“The only reason why we made this film is because Harry was so much more than just a great music artist,” says Korn. “He was an artist and activist who would inspire a generation of like-minded people who would change the world. If this were just a story about a beloved music artist who had a tragic death, we probably would not have been interested in making this film. His music was great, his charisma was through the roof, but the fact that his work is still saving millions of lives a year to this very day for us was off the charts as far as viability for a film.
It should be noted that Chapin, the second of four siblings raised by his divorced mother, had planned to be a documentarian, too, before becoming a chart-topping musician. “He is a storyteller first, and the music is there to move the song along right into your soul,” says Korn. “That is why ‘Taxi’ and ‘Cat’s in the Cradle’ worked so well. Because he crafted his songs like a movie, starring his own foibles, which hits at the core of who we are. ‘Cat’s’ is iconic in every way, a work of art crafted by two masters in Harry and Sandy [his wife]. Very few songs have been an ongoing lesson, reminding generations to parent wisely, before it’s too late.
”When you see pictures of him hanging out, and videos of the singer performing, Chapin is the American Pie, his eyes and grin speaking of enthusiasm and chagrin, and the sky’s the limit. Yet if you listen to his lyrics, he was ultimately a regular Joe, with flaws and failures. Us.
“Harry is a son of Long Island,” says director Korn, “and to have his film at the world premiere at HIFF [Hamptons International Film Festival] is amazing and fitting. We are all so honored to be in it. Where else would we want to have our world premiere, but at the Hamptons in Long Island? Harry’s message in the ’70s rings true to this day. The world can use a little bit of Harry.”

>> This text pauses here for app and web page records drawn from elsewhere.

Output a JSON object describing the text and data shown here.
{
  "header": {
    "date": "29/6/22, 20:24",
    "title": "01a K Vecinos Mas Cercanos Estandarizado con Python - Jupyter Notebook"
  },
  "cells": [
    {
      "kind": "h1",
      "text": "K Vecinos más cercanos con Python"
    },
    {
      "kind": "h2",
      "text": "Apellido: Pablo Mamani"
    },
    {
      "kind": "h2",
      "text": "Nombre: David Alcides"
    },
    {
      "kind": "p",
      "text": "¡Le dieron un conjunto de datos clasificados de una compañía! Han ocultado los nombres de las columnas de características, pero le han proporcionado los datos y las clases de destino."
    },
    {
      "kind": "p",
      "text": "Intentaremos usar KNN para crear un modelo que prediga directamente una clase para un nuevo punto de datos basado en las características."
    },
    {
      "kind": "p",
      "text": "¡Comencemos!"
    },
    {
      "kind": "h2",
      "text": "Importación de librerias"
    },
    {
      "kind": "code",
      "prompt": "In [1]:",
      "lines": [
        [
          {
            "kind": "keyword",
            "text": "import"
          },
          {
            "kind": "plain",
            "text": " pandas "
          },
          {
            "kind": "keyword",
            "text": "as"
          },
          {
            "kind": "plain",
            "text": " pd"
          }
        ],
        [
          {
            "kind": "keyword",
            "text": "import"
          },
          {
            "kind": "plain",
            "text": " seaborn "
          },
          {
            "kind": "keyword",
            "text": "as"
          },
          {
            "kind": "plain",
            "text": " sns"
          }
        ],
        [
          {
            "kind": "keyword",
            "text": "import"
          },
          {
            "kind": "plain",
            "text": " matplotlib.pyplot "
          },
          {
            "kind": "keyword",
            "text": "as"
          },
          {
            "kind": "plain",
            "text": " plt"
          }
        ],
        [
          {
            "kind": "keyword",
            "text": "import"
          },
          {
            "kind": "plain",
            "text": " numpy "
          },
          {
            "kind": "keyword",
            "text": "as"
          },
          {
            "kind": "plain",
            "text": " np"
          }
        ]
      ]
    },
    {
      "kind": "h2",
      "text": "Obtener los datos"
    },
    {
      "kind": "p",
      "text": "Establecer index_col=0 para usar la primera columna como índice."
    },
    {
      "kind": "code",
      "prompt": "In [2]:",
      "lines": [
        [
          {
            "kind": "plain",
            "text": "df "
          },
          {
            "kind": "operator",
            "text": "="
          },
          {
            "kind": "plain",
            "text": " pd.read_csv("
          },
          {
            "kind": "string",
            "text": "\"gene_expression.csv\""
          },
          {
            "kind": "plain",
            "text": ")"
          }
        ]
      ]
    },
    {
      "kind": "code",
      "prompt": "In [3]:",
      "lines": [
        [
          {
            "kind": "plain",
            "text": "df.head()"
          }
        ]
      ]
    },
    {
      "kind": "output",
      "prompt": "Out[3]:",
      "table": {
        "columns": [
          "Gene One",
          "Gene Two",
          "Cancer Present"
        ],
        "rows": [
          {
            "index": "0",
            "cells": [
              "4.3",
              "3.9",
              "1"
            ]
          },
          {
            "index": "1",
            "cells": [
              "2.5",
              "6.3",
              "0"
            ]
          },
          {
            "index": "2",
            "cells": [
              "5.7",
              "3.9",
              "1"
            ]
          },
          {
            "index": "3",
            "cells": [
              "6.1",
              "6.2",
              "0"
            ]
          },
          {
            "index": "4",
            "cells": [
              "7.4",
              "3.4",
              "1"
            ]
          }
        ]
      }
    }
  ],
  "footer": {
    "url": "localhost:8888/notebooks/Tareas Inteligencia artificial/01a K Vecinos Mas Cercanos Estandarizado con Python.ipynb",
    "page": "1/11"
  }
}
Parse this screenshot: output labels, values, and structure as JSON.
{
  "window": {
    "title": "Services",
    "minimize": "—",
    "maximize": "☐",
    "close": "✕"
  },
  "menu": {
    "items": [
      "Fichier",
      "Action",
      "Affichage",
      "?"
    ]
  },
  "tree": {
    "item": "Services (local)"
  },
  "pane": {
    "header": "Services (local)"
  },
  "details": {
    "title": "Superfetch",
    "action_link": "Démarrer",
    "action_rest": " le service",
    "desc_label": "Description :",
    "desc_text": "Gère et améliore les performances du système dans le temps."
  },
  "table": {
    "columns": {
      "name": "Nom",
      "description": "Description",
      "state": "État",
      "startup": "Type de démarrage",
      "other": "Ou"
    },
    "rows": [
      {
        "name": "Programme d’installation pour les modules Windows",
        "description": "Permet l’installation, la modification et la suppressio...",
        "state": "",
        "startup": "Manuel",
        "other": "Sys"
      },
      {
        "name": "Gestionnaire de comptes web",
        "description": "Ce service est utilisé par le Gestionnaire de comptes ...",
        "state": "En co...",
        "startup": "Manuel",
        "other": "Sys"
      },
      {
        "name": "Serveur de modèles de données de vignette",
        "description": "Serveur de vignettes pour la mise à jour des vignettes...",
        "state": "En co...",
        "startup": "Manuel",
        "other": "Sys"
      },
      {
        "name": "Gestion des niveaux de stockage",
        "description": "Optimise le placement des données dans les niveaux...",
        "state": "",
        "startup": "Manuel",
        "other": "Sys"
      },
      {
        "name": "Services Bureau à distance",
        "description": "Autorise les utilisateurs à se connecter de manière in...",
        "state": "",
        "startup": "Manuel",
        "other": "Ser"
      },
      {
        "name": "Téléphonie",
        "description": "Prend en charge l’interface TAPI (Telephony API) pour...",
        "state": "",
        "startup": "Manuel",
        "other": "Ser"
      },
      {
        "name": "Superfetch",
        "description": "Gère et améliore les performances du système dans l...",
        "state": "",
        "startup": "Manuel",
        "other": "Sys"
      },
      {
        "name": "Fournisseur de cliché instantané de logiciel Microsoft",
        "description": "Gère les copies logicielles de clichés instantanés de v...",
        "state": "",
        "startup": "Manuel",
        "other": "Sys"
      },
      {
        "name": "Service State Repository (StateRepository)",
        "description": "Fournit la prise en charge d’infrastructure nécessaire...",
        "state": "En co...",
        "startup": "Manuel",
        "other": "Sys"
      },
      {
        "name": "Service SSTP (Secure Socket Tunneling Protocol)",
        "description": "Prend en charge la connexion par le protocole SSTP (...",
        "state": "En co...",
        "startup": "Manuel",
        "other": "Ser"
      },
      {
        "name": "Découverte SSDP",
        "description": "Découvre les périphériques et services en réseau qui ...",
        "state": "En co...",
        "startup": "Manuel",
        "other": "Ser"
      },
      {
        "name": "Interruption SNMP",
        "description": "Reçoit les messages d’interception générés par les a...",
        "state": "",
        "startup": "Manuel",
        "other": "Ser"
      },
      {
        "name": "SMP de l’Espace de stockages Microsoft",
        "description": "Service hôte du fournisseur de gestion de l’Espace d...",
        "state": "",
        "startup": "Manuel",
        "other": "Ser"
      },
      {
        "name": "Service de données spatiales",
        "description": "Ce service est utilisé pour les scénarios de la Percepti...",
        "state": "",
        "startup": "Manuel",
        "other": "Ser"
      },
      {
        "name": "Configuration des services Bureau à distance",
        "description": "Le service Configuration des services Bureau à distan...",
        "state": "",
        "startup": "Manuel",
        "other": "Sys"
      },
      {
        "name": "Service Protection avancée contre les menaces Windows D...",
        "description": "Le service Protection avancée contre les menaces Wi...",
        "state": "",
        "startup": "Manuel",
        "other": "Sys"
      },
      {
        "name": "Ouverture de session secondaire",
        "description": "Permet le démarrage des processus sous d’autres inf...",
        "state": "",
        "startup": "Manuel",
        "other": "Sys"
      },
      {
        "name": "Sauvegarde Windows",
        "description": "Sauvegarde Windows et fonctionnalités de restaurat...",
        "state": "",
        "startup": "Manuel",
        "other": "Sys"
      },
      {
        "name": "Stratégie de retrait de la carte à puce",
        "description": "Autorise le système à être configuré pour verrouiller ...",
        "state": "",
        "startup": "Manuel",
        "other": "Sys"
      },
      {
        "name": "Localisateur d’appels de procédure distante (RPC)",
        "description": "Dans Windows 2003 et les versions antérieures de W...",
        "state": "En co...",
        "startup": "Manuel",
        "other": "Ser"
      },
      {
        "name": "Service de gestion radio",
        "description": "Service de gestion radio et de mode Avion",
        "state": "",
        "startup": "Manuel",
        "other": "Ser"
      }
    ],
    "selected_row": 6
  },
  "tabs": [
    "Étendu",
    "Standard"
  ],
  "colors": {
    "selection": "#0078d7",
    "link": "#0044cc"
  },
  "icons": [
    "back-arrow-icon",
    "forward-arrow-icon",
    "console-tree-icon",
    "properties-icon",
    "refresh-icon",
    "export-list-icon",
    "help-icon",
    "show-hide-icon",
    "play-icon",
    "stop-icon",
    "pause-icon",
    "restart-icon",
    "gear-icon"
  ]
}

Harry Chapin: When in Doubt, Do Something will screen at the Hamptons International Film Festival’s Amagansett Drive-In on October 10 at 7PM, and is available in the Virtual Cinema from October 9 at 10AM through October 14.